Last January, a young man with Down Syndrome was killed by police officers moonlighting as security guards in a Baltimore movie theater when he tried to sneak into a movie without a valid ticket. According to news reports released at the time, the police officers handcuffed the nearly 300-pound man, dragged him out of the movie theater on his stomach, and dropped him on the ground. At some point during the confrontation, the man entered cardiac arrest and died a short time later.
After his death, the man’s parents brought suit against several defendants, including the individual officers as well as the owner of the theater, Regal Cinemas, a Tennessee corporation. The claims against the defendants were several, but they included mostly allegations of gross negligence, violations of the Americans with Disabilities Act, and “failure to train” claims against the State of Tennessee.

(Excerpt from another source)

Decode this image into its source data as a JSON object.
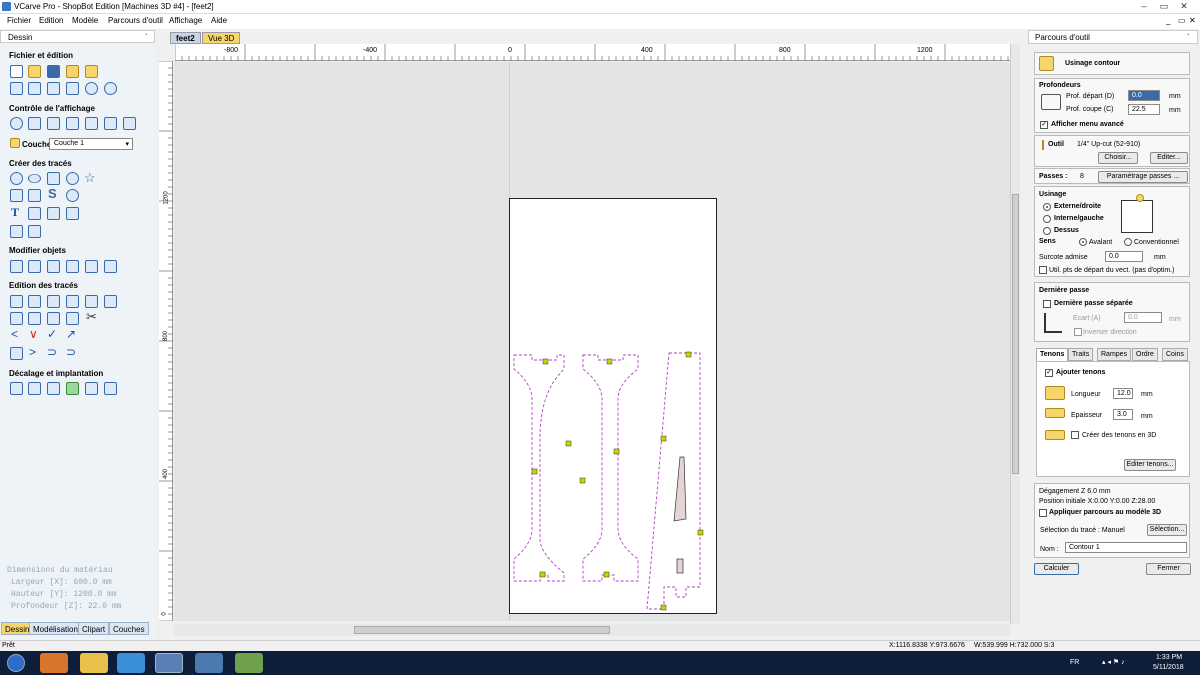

According to a recent news article, the judge presiding over the case heard the plaintiffs’ claims in an early proceeding in order to determine which claims had merit and should proceed to trial. The judge determined that all claims against the movie theater should be dismissed, since the movie theater was justified in asking the security officers to remove a man who had entered the theater without a ticket.